Announcing Stack Overflow Documentation

We started with Q&A. Technical documentation is next, and we need your help.

Whether you're a beginner or an experienced developer, you can contribute.

Sign up and start helping → Learn more about Documentation →

I am implementing a syscall that is called in user-space, lets say by foo. The syscall accesses foo's task_struct ( throught the global pointer current), prints it's name and pid, then goes on to foo's parent-process, foo's parent's parent etc. Prints all their names and pids up to and including the init process's.

The pid=1 is reserved for init, the pid=0 is reserved for swapper.

According to swapper's task_struct, it's parent process is itself.

Swapper (or sched) always has pid=0 and is always init's parent-process?

Are all pids non-negative? Is it ok for me to make that assumption?

share|improve this question

To answer your questions more concisely:

  • IBM's Inside the Linux boot process describes the swapper process as the process having a PID value of 0. At startup this process runs /sbin/init (or another process given as parameter by the bootloader), which will typically be the process with PID 1.
  • In Unix systems PID values are allocated sequentially, starting from the first process and up to a maximum value specified by /proc/sys/kernel/pid_max. Therefore you can safely go under the assumption that all valid PIDs have a positive value, while negatives boil down to error values and such.
  • A good idea would also be accounting for zombie processes, since they can receive "special treatment" in the process tree when/if they are adopted by init.
share|improve this answer

It is always positive or 0. The kernel sources define it to be of pid_t type which, afaik is considered to be an unsigned (although it is defined as signed in order to be able to make calls such as fork return negative numbers in case of errors).

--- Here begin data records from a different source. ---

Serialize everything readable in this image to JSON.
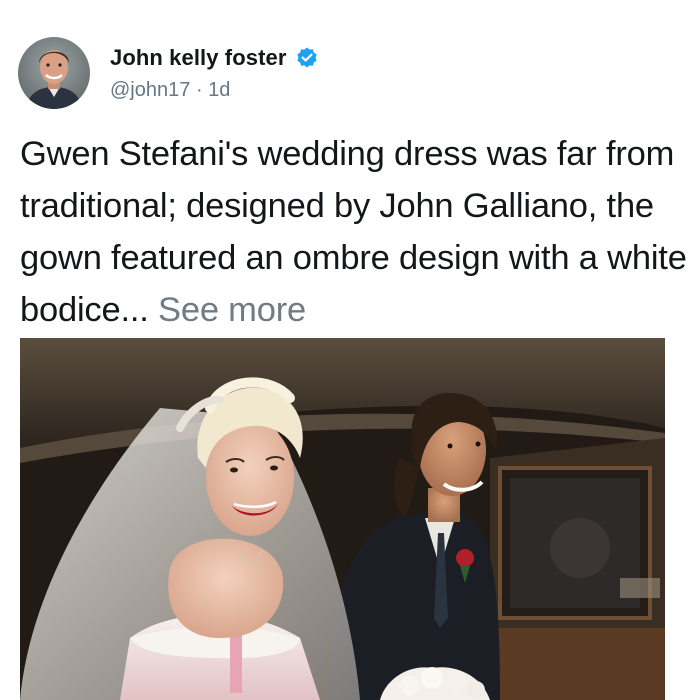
{
  "post": {
    "author": {
      "display_name": "John kelly foster",
      "handle": "@john17",
      "separator": "·",
      "time_ago": "1d",
      "verified": true,
      "avatar_icon": "user-avatar-photo",
      "verified_icon": "verified-badge-icon"
    },
    "text": "Gwen Stefani's wedding dress was far from traditional; designed by John Galliano, the gown featured an ombre design with a white bodice...",
    "see_more_label": "See more",
    "media": {
      "type": "photo",
      "photo_icon": "wedding-photo"
    }
  },
  "colors": {
    "text_primary": "#14171a",
    "text_secondary": "#657786",
    "see_more": "#707b84",
    "verified_blue": "#1da1f2",
    "background": "#ffffff"
  }
}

share|improve this answer
Thanks I will check immediately how pid_t is defined. – Plazo Mar 6 '12 at 13:09
I think it is signed, fork returns pid_t which can be -1. Also I think I remember seeing it in the some header. Need to check. Ofc, this doesn't mean that the process id can be negative – another.anon.coward Mar 6 '12 at 13:12
It's signed, just looked into it. But it is so in order to return errors :D – Mihai Maruseac Mar 6 '12 at 13:18
so it will return an error to the parent process using a negative pid of -1? but a process will never "actually" have negative id – Plazo Mar 6 '12 at 13:21
fork's Return Value On success, the PID of the child process is returned in the parent, and 0 is returned in the child. On failure, -1 is returned in the parent, no child process is created, and errno is set appropriately. – Plazo Mar 6 '12 at 13:29

Yes, they are actually always positive.

You can verify this by several POSIX system calls, such as wait, that use negative values to represent things such as all child processes of your own, or the like, and only positive values represent valid PID's.

Example: http://linux.die.net/man/2/wait

share|improve this answer

Your Answer


By posting your answer, you agree to the privacy policy and terms of service.

Not the answer you're looking for? Browse other questions tagged or ask your own question.